Roger Downey (6/20/2012 at 4:54 PM)
Yes, patients in rural areas treat their local hospital EDs as a primary care destination. The reason those small EDs don't see serious health problems is because residents know they don't have access to specialty care at them. The Copper Queen Community Hospital, a small acute care, critical access facility in Bisbee, Arizona, had that reputation: people knew it could treat the minor ailments, but for serious problems they had to make the 85-mile trip to Tucson. That began to change in late 2009 when the Copper Queen embarked on a telecardiology program. Before that time, patients who presented with cardiac symptoms were flown to Tucson via emergency helicopter where they would undergo evaluation for two or three days. Cost: $10,000 for the helicopter flight and $10,000 for the hospital stay. Once the telecardiology program was in place, patients presenting at the ED were assessed by a Tucson cardiologist via videoconference. Six months after the program began in December 2009, the hospital had dealt with 36 cardiac patients who would all have been flown to Tucson. Because they had telemedicine visits with the Tucson cardiologists, only nine of the 36 were flown there, saving the healthcare system more than $500,000 in transport costs. Most of the other nine were kept for observation in their hometown hospital and released with a heart monitor and/or medication.
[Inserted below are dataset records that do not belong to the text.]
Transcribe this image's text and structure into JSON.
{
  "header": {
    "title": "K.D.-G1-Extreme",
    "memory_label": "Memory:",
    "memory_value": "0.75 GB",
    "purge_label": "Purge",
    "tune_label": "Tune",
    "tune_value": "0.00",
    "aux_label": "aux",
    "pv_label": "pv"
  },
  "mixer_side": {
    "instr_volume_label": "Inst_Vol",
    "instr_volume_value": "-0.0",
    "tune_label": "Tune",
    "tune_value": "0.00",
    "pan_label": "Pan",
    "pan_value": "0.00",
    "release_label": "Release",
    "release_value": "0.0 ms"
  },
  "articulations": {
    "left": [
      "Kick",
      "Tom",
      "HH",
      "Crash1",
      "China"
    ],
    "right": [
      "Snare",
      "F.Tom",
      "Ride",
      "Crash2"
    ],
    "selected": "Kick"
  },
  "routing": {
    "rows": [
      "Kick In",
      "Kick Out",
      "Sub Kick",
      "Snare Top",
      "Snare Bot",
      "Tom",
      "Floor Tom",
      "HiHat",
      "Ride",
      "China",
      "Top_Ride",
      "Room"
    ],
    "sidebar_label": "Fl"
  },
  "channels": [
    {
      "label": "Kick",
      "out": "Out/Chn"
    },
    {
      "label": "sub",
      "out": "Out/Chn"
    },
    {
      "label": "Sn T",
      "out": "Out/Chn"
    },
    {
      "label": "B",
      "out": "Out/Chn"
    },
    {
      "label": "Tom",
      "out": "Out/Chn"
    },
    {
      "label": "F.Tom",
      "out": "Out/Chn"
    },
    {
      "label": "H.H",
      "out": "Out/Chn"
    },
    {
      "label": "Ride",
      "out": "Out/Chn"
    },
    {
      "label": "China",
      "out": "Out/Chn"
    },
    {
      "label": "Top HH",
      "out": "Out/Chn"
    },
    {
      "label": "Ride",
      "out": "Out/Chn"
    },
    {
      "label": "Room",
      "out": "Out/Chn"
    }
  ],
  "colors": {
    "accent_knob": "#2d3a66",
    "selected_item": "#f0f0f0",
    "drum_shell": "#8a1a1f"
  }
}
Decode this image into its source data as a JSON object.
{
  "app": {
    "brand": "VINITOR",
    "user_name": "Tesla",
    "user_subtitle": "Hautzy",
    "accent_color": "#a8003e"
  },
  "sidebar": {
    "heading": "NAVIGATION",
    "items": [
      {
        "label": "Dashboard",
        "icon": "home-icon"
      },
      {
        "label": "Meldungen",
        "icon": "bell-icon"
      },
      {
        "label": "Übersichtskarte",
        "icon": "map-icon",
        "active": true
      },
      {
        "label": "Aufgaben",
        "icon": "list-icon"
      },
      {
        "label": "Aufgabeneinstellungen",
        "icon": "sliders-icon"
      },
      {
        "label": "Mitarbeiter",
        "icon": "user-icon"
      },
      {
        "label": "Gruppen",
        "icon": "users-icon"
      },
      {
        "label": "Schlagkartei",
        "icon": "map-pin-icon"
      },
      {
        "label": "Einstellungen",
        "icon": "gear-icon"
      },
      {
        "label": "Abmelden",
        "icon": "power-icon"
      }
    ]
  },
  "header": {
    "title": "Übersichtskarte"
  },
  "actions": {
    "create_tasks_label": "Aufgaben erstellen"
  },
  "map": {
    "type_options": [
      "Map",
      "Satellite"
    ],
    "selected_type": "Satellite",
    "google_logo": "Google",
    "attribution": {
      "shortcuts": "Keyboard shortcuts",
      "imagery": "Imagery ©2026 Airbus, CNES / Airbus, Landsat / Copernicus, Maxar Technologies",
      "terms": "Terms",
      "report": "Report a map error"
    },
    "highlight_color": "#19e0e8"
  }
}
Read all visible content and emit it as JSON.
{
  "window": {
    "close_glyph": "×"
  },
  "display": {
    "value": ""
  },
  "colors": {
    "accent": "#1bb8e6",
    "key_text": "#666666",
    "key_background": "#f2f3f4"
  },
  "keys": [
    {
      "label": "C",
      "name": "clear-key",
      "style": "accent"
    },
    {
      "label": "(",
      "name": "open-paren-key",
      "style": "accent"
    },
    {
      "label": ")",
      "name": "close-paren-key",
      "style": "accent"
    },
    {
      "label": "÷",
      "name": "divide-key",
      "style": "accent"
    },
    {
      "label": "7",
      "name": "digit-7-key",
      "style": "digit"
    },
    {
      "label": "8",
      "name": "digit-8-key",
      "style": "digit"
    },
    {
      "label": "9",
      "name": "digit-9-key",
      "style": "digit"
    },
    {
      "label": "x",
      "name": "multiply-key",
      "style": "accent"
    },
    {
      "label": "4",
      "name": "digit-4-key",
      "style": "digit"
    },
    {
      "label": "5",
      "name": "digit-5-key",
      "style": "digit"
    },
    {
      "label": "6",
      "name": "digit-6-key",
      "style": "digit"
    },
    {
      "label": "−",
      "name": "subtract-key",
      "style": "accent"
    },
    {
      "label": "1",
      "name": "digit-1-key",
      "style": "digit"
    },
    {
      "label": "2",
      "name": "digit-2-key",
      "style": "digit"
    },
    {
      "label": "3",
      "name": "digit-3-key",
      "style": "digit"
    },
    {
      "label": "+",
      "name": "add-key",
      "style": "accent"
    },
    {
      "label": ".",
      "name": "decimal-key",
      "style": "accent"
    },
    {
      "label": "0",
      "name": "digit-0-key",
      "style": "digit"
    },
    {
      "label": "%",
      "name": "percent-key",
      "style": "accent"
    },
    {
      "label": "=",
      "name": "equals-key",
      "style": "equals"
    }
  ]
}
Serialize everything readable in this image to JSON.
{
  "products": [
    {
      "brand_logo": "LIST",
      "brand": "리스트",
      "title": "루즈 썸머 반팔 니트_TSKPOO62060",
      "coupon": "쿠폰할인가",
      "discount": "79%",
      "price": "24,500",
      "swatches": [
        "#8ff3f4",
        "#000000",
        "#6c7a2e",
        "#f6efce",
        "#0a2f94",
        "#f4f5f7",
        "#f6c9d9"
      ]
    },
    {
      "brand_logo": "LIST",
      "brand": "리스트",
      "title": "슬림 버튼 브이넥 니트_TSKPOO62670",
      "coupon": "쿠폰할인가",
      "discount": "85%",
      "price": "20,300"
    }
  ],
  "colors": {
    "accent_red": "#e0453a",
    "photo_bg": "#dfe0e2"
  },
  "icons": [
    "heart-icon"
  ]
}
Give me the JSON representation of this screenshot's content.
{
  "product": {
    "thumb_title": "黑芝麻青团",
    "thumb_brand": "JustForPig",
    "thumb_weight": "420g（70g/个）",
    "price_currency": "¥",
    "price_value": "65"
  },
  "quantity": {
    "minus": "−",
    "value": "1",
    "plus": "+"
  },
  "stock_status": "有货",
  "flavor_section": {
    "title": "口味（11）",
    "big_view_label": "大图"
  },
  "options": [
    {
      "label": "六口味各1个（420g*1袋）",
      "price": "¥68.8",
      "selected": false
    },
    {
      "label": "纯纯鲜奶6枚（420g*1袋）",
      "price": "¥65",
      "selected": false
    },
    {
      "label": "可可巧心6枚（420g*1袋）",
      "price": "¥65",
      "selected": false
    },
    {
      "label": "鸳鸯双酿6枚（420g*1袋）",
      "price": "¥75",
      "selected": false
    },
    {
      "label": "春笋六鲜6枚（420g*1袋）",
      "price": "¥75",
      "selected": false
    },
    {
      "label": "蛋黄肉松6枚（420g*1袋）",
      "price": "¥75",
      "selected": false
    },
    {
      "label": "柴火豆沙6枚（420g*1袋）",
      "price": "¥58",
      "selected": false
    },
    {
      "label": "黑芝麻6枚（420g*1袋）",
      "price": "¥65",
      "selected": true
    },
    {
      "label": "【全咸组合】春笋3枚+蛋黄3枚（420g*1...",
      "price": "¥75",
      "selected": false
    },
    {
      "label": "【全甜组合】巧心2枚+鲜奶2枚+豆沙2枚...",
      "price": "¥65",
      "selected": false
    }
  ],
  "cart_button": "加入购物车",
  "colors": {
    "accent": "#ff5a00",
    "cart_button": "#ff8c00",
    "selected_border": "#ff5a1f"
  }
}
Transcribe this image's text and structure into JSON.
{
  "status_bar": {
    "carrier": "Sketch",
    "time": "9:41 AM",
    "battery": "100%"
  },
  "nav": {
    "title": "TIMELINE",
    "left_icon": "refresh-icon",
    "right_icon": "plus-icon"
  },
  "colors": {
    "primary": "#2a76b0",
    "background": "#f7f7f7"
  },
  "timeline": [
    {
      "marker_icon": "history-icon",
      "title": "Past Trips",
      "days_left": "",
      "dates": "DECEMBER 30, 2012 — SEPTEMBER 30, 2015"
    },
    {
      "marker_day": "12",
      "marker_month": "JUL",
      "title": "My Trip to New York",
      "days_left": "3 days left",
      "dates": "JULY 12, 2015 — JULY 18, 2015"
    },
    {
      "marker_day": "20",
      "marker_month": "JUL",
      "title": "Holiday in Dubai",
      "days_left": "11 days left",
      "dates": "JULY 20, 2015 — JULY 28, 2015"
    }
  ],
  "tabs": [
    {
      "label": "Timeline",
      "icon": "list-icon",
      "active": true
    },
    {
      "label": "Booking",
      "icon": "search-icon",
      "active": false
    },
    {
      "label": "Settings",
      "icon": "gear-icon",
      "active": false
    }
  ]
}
The telemedicine assessements also saved their relatives the inconvenience of traveling to and from Tucson, meals, lodging costs, etc.